The State Council also issued an opinion on July 30 that clarified the types of vehicles that can be used to “manage [state] capital.” Shifting from having the government directly manage SOEs to managing state capital investments was a key element of SOE reform in the 2013 Third Plenum Decisions, with the intention being to delegate more authority to SOEs, rationalize their commercial decisions, and improve their efficiency. The July State Council opinion described two types of capital management vehicles – “investment companies” and “operation companies” (as refined through previous pilot programs) – and specified how state investors should exercise control via these vehicles. Paradoxically, the State Council said that the main task of investment companies would not be to invest but instead to reallocate state capital toward key and pillar industries in order to serve national strategies, improve industrial competitiveness, and strengthen state control and influence. The state will act as a financial investor only through operation companies, apparently at a much smaller scale than observers initially hoped. Earlier pilots of operation companies at the national level have made only limited investments in recent years, and even though some local-level pilots drove more investments, they were not specifically mentioned in the July State Council opinion. Taken together, this watering down of the state capital management approach appears to be a major setback to 2013 Third Plenum SOE reform designs.

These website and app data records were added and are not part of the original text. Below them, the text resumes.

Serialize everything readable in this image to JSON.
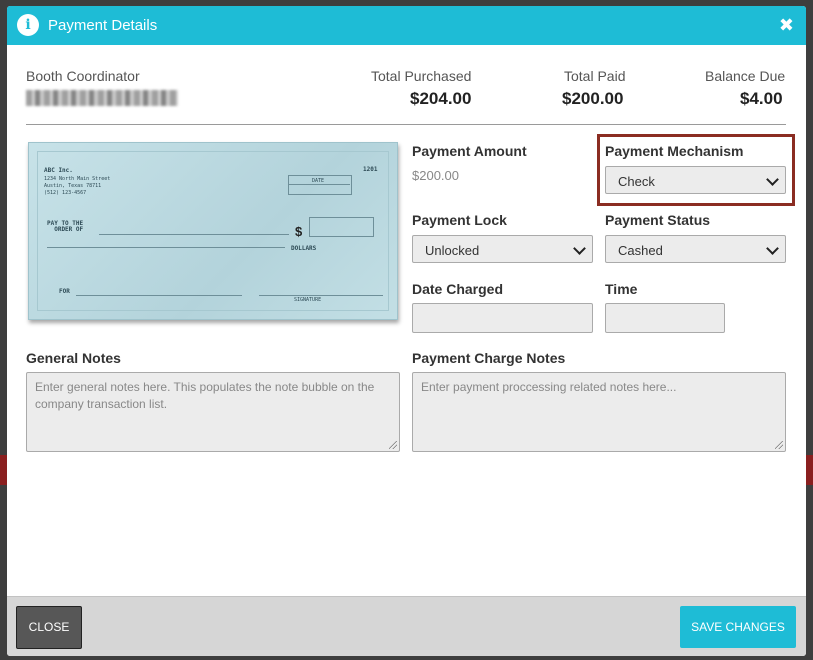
{
  "modal": {
    "title": "Payment Details",
    "close_symbol": "✖",
    "info_icon": "info-icon"
  },
  "summary": {
    "role_label": "Booth Coordinator",
    "total_purchased_label": "Total Purchased",
    "total_purchased_value": "$204.00",
    "total_paid_label": "Total Paid",
    "total_paid_value": "$200.00",
    "balance_due_label": "Balance Due",
    "balance_due_value": "$4.00"
  },
  "check": {
    "company": "ABC Inc.",
    "address_line1": "1234 North Main Street",
    "address_line2": "Austin, Texas 78711",
    "phone": "(512) 123-4567",
    "number": "1201",
    "date_label": "DATE",
    "pay_to_label": "PAY TO THE\n  ORDER OF",
    "dollar_sign": "$",
    "dollars_label": "DOLLARS",
    "for_label": "FOR",
    "signature_label": "SIGNATURE"
  },
  "form": {
    "payment_amount_label": "Payment Amount",
    "payment_amount_value": "$200.00",
    "payment_mechanism_label": "Payment Mechanism",
    "payment_mechanism_value": "Check",
    "payment_lock_label": "Payment Lock",
    "payment_lock_value": "Unlocked",
    "payment_status_label": "Payment Status",
    "payment_status_value": "Cashed",
    "date_charged_label": "Date Charged",
    "date_charged_value": "",
    "time_label": "Time",
    "time_value": "",
    "general_notes_label": "General Notes",
    "general_notes_placeholder": "Enter general notes here.  This populates the note bubble on the company transaction list.",
    "charge_notes_label": "Payment Charge Notes",
    "charge_notes_placeholder": "Enter payment proccessing related notes here..."
  },
  "footer": {
    "close_label": "CLOSE",
    "save_label": "SAVE CHANGES"
  },
  "colors": {
    "accent": "#1ebcd6",
    "highlight": "#8b2d22",
    "close_button": "#575757"
  }
}
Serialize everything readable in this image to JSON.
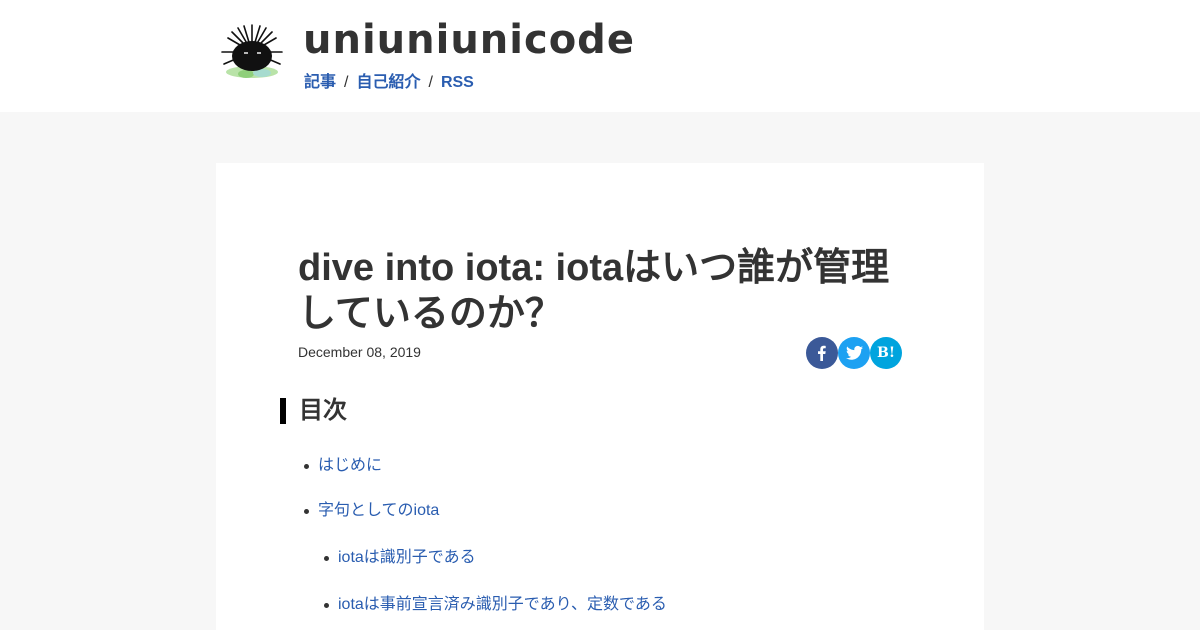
{
  "site": {
    "title": "uniuniunicode",
    "logo_icon": "sea-urchin-icon",
    "nav": [
      {
        "label": "記事"
      },
      {
        "label": "自己紹介"
      },
      {
        "label": "RSS"
      }
    ],
    "nav_separator": "/"
  },
  "post": {
    "title": "dive into iota: iotaはいつ誰が管理しているのか？",
    "date": "December 08, 2019"
  },
  "share": [
    {
      "icon": "facebook-icon",
      "color": "#3b5998"
    },
    {
      "icon": "twitter-icon",
      "color": "#1da1f2"
    },
    {
      "icon": "hatena-bookmark-icon",
      "label": "B!",
      "color": "#00a4de"
    }
  ],
  "toc": {
    "heading": "目次",
    "items": [
      {
        "label": "はじめに",
        "level": 1
      },
      {
        "label": "字句としてのiota",
        "level": 1
      },
      {
        "label": "iotaは識別子である",
        "level": 2
      },
      {
        "label": "iotaは事前宣言済み識別子であり、定数である",
        "level": 2
      }
    ]
  },
  "colors": {
    "link": "#2a5db0",
    "page_background": "#f7f7f7",
    "card_background": "#ffffff",
    "text": "#333333"
  }
}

Finally, in August, the government announced another new campaign to accelerate SOE mixed-ownership reform. Titled the “Double-Hundred Actions” plan, the campaign aims to implement mixed-ownership and corporate governance reform in more than 400 central and local SOEs (including 61 listed companies) by 2020. The program concentrates mostly on key and pillar sectors, covering industries like oil, chemicals, and machinery. While the campaign is ambitious, there are reasons to believe it may disappoint, as have other mixed-ownership commitments. The two-year implementation time frame is relatively long, suggesting that SOE operational stability will continue to take priority over reform. Moreover, the campaign will focus on employee stock ownership as a means to dilute shares held by the state, rather than attracting outside private capital, as would be necessary for genuine mixed-ownership reform. We think this mostly reflects the state’s ongoing reluctance to relinquish control of its SOEs to private players. This does not bode well for the chances of further meaningful SOE reform breakthroughs in coming quarters.